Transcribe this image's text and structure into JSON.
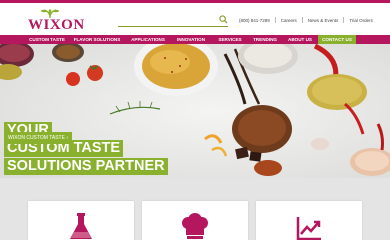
{
  "brand": {
    "name": "WIXON",
    "primary_color": "#b5175f",
    "accent_color": "#8ab12e"
  },
  "search": {
    "placeholder": "",
    "icon": "search-icon"
  },
  "utility_links": {
    "phone": "(800) 841-7289",
    "careers": "Careers",
    "news_events": "News & Events",
    "trial_orders": "Trial Orders"
  },
  "nav": {
    "items": [
      {
        "label": "CUSTOM TASTE"
      },
      {
        "label": "FLAVOR SOLUTIONS"
      },
      {
        "label": "APPLICATIONS"
      },
      {
        "label": "INNOVATION"
      },
      {
        "label": "SERVICES"
      },
      {
        "label": "TRENDING"
      },
      {
        "label": "ABOUT US"
      },
      {
        "label": "CONTACT US",
        "active": true
      }
    ]
  },
  "hero": {
    "headline": [
      "YOUR",
      "CUSTOM TASTE",
      "SOLUTIONS PARTNER"
    ],
    "cta_label": "WIXON CUSTOM TASTE"
  },
  "cards": [
    {
      "icon": "flask-icon"
    },
    {
      "icon": "chef-hat-icon"
    },
    {
      "icon": "chart-trend-icon"
    }
  ]
}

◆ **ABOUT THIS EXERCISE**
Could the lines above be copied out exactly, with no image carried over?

◆ **TASK SOLUTION**
Transcribe this image's text and structure into JSON.
{
  "brand": {
    "name": "WIXON",
    "primary_color": "#b5175f",
    "accent_color": "#8ab12e"
  },
  "search": {
    "placeholder": "",
    "icon": "search-icon"
  },
  "utility_links": {
    "phone": "(800) 841-7289",
    "careers": "Careers",
    "news_events": "News & Events",
    "trial_orders": "Trial Orders"
  },
  "nav": {
    "items": [
      {
        "label": "CUSTOM TASTE"
      },
      {
        "label": "FLAVOR SOLUTIONS"
      },
      {
        "label": "APPLICATIONS"
      },
      {
        "label": "INNOVATION"
      },
      {
        "label": "SERVICES"
      },
      {
        "label": "TRENDING"
      },
      {
        "label": "ABOUT US"
      },
      {
        "label": "CONTACT US",
        "active": true
      }
    ]
  },
  "hero": {
    "headline": [
      "YOUR",
      "CUSTOM TASTE",
      "SOLUTIONS PARTNER"
    ],
    "cta_label": "WIXON CUSTOM TASTE"
  },
  "cards": [
    {
      "icon": "flask-icon"
    },
    {
      "icon": "chef-hat-icon"
    },
    {
      "icon": "chart-trend-icon"
    }
  ]
}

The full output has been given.